Rafael Nadal did his best to put up a challenging run in Melbourne, winning the first four matches without dropping a set and creating a huge two-set lead to love Stefanos Tsitsipas in the quarters. Experiencing a massive hit, Nadal dropped three straight sets and hit the starting gate, pulling out of Rotterdam and Miami and heading back to Monte Carlo on his beloved clay.

Aiming for another title in the Principality, Rafa lost in the quarterfinals to Andrey Rublev in three sets before clinching the twelfth Barcelona Open crown. In the final, Nadal endured a tough test from Tsitsipas and beat the Greek in three hours and 38 minutes after fending off a match point.

Alexander Zverev was too strong for Rafa in Madrid, and the Spaniard bounced back in Rome, saving match points against Denis Shapovalov and beating Novak Djokovic in the final to secure his 36th Masters 1000 crown and his first since 2019.

Seeking the fourteenth crown in his Parisian kingdom, Nadal suffered only the third Roland Garros defeat in the semifinals to Novak Djokovic, falling after four hours and 11 minutes and feeling sharp pain in his foot in the fourth set.

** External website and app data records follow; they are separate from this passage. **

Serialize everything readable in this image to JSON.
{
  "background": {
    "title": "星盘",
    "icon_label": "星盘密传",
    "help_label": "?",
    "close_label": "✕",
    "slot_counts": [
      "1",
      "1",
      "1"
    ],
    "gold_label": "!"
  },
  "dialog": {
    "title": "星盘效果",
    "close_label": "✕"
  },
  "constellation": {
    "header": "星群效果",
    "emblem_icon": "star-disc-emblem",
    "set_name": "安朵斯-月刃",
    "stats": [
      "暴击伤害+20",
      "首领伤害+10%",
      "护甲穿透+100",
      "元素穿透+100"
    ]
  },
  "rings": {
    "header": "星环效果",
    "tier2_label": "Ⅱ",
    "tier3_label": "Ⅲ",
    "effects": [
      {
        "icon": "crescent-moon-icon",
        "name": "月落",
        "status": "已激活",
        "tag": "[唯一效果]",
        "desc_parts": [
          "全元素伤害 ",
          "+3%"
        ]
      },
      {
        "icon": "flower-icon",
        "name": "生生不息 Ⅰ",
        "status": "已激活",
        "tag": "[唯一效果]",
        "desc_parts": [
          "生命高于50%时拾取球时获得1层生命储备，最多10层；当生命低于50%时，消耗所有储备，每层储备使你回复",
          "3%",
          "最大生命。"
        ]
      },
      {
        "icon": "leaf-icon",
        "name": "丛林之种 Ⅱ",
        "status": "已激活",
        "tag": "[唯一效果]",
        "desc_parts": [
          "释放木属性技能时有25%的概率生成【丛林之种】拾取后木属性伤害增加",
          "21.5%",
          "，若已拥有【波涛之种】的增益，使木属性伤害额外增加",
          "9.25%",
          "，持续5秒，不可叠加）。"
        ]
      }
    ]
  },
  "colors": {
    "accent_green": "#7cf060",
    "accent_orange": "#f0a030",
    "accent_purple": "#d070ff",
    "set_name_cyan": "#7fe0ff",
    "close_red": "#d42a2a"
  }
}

Off the court for three weeks, Nadal skipped Wimbledon and the Olympics before testing his foot in Washington in early August. After two challenging matches, the Spaniard decided to close out the season and take over the injury before 2022, eager to extend his career and fight for notable titles again in the coming years.

Rafa on the role of meditation and yoga

When asked to elaborate on his temperament in a recent interview, Rafael Nadal asserted that he likes to compete but that he also makes it a point to keep his emotions in check. Nadal further claimed that he has never "behaved like crazy", and that his philosophy in sport is to never give up.

"I like to compete, but I always control myself on the track," Rafael Nadal said. "I have never lost my nerves or broken a racket. I've never behaved like crazy. My philosophy is never to give up in sports. It happens to me the same when I play golf or soccer with my friends."

He believes it is important to have "positive feelings" during a match, even if things are not going your way. "When you're on court, it's important to control your emotions," Nadal said. "In my case, I practice yoga and meditation to be able to control my emotions when I am playing.

You always have to enter the court with positive feelings. It is important to maintain confidence, even when conditions are not ideal."